The plight of another plaintiff, Ernest Shaifer, who also has a long history of severe mental illness, illustrates another area of questioning that warrants an explanation from the Bureau. Its policy now precludes the use of psychotropic drugs in
the ADX-Florence Control Unit. Shaifer has been in that Unit at Florence since 2004, seeking during that time to be treated for his illness. Despite his repeated requests, the BOP recently concluded that he could not be given medication but would be helped to develop good "coping skills." He is scheduled to be released in July 2014. Who exactly at the Bureau of Prisons is willing to testify, under oath, that Shaifer will be mentally stable upon release?
Officials from the BOP should also have to explain under oath why they so frequently reject the recommendations of sentencing judges. In the case of another plaintiff, another patently psychotic prisoner, a man diagnosed with PTSD, bipolar disorder, and epilepsy, prison officials blew off two federal judges, each of whom indicated, when sentencing Jeremy Pinson, that he would need significant mental health treatment in prison. There are several prisons within the federal system specifically designed to treat mentally ill prisoners. ADX-Florence, where Pinson is housed, is not one of them. He's been on suicide watch at least ten times, including most recently last month.

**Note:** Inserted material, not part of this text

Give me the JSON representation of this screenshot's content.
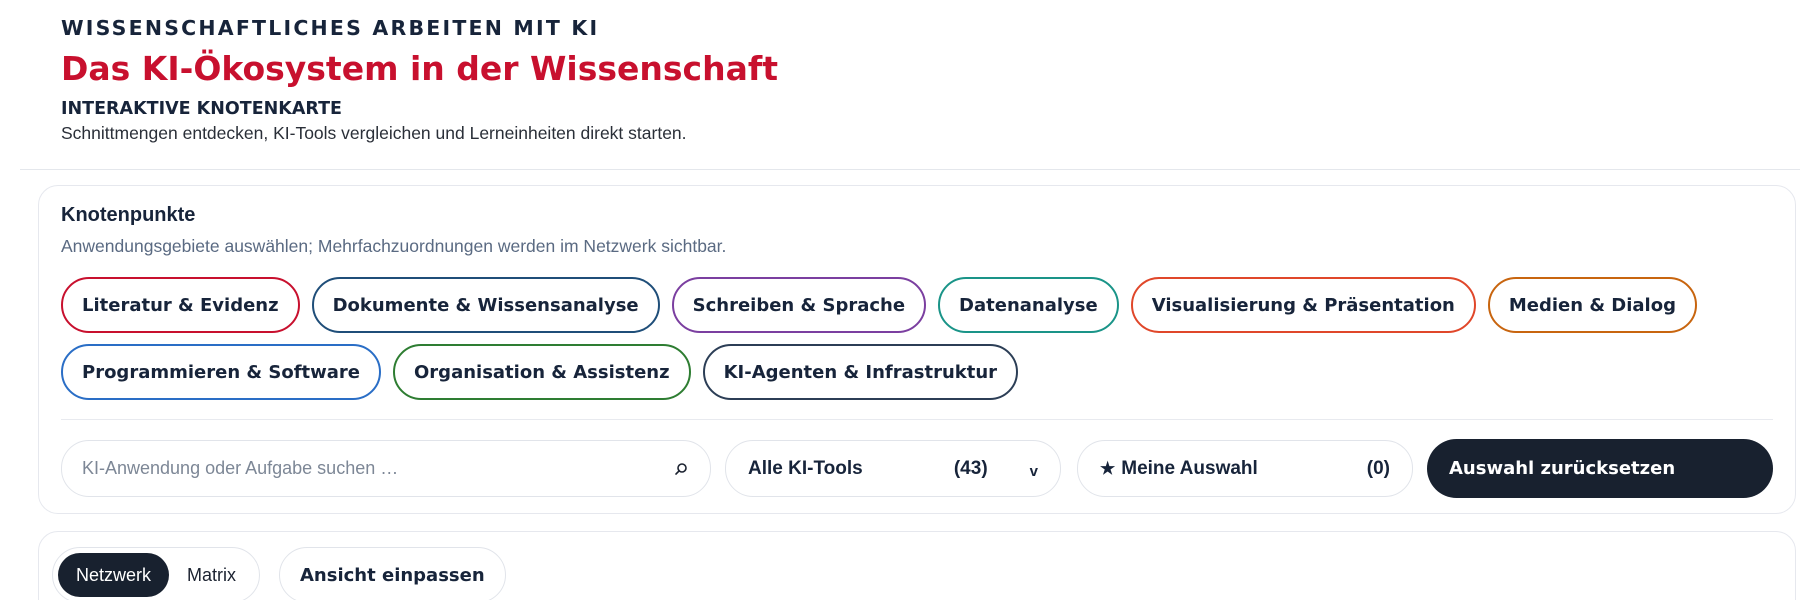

Finally, there is the case of John Narducci, another named plaintiff. When he was four years old, his father was shot and killed in the boy's home. When he was 11, his mother had a fatal heart attack in front of him. He was the only one at home at the time. He then lived with his stepfather, who killed himself after being caught molesting Narducci's younger brother. Today, although he suffers from at least four major mental illness, including a Mixed Personality Disorder and symptoms of complex PTSD, the Bureau of Prisons is failing to treat Narducci. He is scheduled to be released in 2015. Who at the Bureau of Prisons is going to testify under oath that he's no threat to the public?
In the face of these allegations, in the face of a complaint filed with examples of systemic abuse and mistreatment, the Obama Administration through its lawyers has recited a litany of legal and factual reasons why the case should be dismissed now, before any prison officials are deposed. The feds argue that the prisoners have not pleaded enough facts, with enough specificity, to permit the case to proceed. The feds argue that the
prisoners have sued the wrong prison officials.
They argue that the inmates are getting the mental health treatment they have requested. They argue that prison executives did not know or could not have known the specifics of the cases identified in the complaint. In short, the feds argue that prisoners like these must plead the entirety of their case at the outset of the case, that they must offer up in their initial pleading complete answers to questions only the prison officials themselves could know they are going to ask. Here's a sample from the feds' reply brief:
Plaintiff must allege facts, specific to him, showing that an official deprived
him of basic care, and that the deprivation subjected him to serious harm or a
substantial risk of serious harm. For example, an allegation about staffing
levels at a prison does not satisfy the objective prong unless the inmate
alleges that the staffing levels actually had a significant effect on him.
Here, no Plaintiff alleges that he made a request to meet with psychological
services and then had to wait an unduly long time, resulting in harm. Nor do
any of the Plaintiffs allege that a medical doctor has currently prescribed a
medication that a BOP official has refused to provide.
About Cunningham having "telepsychiatry sessions" while shackled in his cell? The feds told Judge Matsch that:
[N]one of the Plaintiffs alleges facts showing that it is constitutional deprivation for an inmate to receive a psychological counseling session in the doorway to his cell, in the presence of correctional officers. Indeed, no Plaintiff suggests that he has asked for any other kind of visit.
What about some of the specific prison officials named in the complaint, the folks whom the prisoners allege were in charge of Supermax policies and procedures? The feds say that many of those officials now are gone from ADX-Florence, transferred to other prisons within the federal system. One of the named defendants whom the feds say should not be part of the lawsuit is Blake Davis, who spent years as an administrator at ADX-Florence. In 2011, he was awarded the BOP's "National Wardens' Award for Excellence in Prison Management." Early last year, he was promoted to a new position within the BOP that oversees many programs, including psychology services for the entire Bureau.